This is not the first time that Ministry of External Affairs (MEA) Spokesman Arindam Bagchi has hit out at the USCIRF.
"Regrettably, USCIRF continues to misrepresent facts time and again in its statements and reports in pursuance of its motivated agenda. Such actions only serve to strengthen concerns about the credibility and objectivity of the organisation," Bagchi added in his statement.
The MEA’s statement was in reaction to tweets by USCIRF Commissioner David Curry, who accused the Indian government of “continued repression of critical voices – especially religious minorities and those reporting on and advocating for them”. Curry had attached a report on the arrest of activists Teesta Setalvad, RB Sreekumar, and Sanjeev Bhatt in his tweet.
Curry was not the only one who spoke out against the government.
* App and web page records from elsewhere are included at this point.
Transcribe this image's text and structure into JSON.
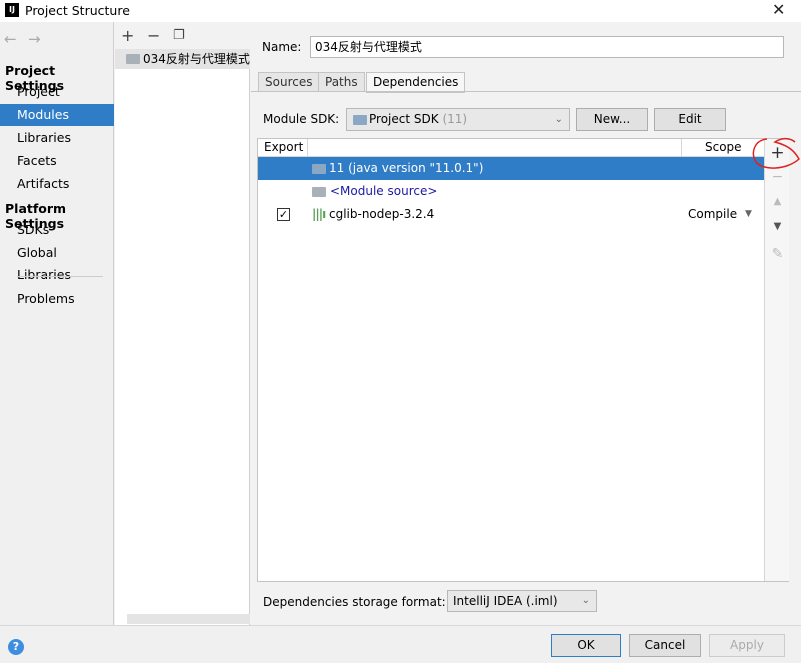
{
  "window": {
    "title": "Project Structure",
    "logo": "IJ"
  },
  "sidebar": {
    "project_settings": "Project Settings",
    "items": [
      {
        "label": "Project"
      },
      {
        "label": "Modules",
        "selected": true
      },
      {
        "label": "Libraries"
      },
      {
        "label": "Facets"
      },
      {
        "label": "Artifacts"
      }
    ],
    "platform_settings": "Platform Settings",
    "platform_items": [
      {
        "label": "SDKs"
      },
      {
        "label": "Global Libraries"
      }
    ],
    "problems": "Problems"
  },
  "modules": {
    "items": [
      {
        "label": "034反射与代理模式"
      }
    ]
  },
  "main": {
    "name_label": "Name:",
    "name_value": "034反射与代理模式",
    "tabs": [
      {
        "label": "Sources"
      },
      {
        "label": "Paths"
      },
      {
        "label": "Dependencies",
        "active": true
      }
    ],
    "sdk_label": "Module SDK:",
    "sdk_value": "Project SDK",
    "sdk_version": "(11)",
    "new_button": "New...",
    "edit_button": "Edit",
    "table": {
      "headers": {
        "export": "Export",
        "scope": "Scope"
      },
      "rows": [
        {
          "name": "11 (java version \"11.0.1\")",
          "selected": true
        },
        {
          "name": "<Module source>"
        },
        {
          "name": "cglib-nodep-3.2.4",
          "export": true,
          "scope": "Compile"
        }
      ]
    },
    "format_label": "Dependencies storage format:",
    "format_value": "IntelliJ IDEA (.iml)"
  },
  "footer": {
    "ok": "OK",
    "cancel": "Cancel",
    "apply": "Apply",
    "help": "?"
  },
  "colors": {
    "selection": "#2f7cc7",
    "annotation": "#e02020",
    "link": "#1a1aa6"
  }
}
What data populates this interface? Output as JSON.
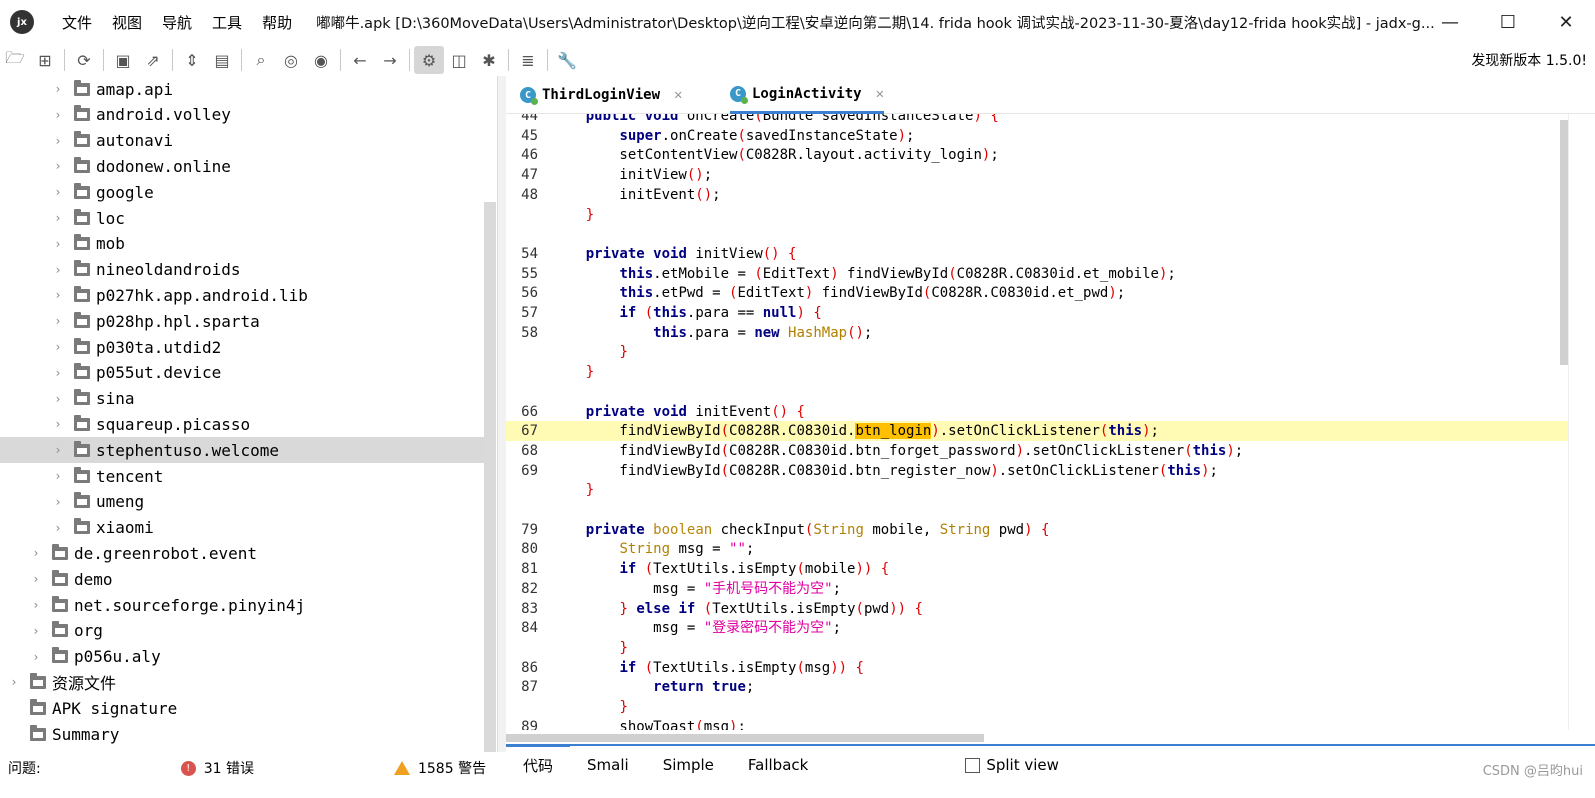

Stephen Schneck, also from the USCIRF, also tweeted about harassment of “human rights advocates, journalists, activists, and faith leaders in India is not reflective of a country with a history of democracy”.
The USCIRF has once again asked the Biden administration to designate India, China, Pakistan, Afghanistan, and 11 other nations as "countries of particular concern". So far, the Biden administration has not done so. However, US Secretary of Stare Antony Blinken had expressed concern when the US State Department released its report for 2021.
There is increasing demand by the progressives within US President Joe Biden’s Democratic Party to uphold human rights and democratic values all over the world. This has to do with former President Donald Trump’s utter disregard for human rights and his view that America was not in the business of promoting either democracy or human rights abroad. Human rights are an important issue for Democrats and the progressives are pushing for the Biden administration to promote it worldwide.
Indian-American Rashad Hussain, Ambassador- at-Large for International Religious Freedom, speaking this week at the International Religious Freedom (IRF) Summit in Washington, also drew attention to intolerance towards religious minorities in India. The IRF Summit was held to highlight increasing threats to freedom of religion, conscience and belief, and to promote fundamental freedoms across the globe.
India has come increasingly under the scanner of human rights activists for its downward slide on fundamental freedoms. The MEA has its hands full denying the charges and in true muscular fashion favoured by Narendra Modi government, it counter-attacks by imputing motives to those voicing concern.
So, when the Office of the High Commissioner for Human Rights criticised India for the recent arrest of well-known human rights activist Teesta Setalvad, Sanjeev Bhatt, and RB Sreekumar, the MEA responded with defiance and accused the UN of interfering with the country’s judicial system.
It said, "We have seen a comment by the Office of the High Commissioner for Human Rights (OHCHR) regarding legal action against Teesta Setalvad and two other persons. The remarks by OHCHR are completely unwarranted and constitute an interference in India's independent judicial system.
“Authorities in India act against violations of law strictly in accordance with established judicial processes. Labelling such legal actions as persecution for activism is misleading and unacceptable.”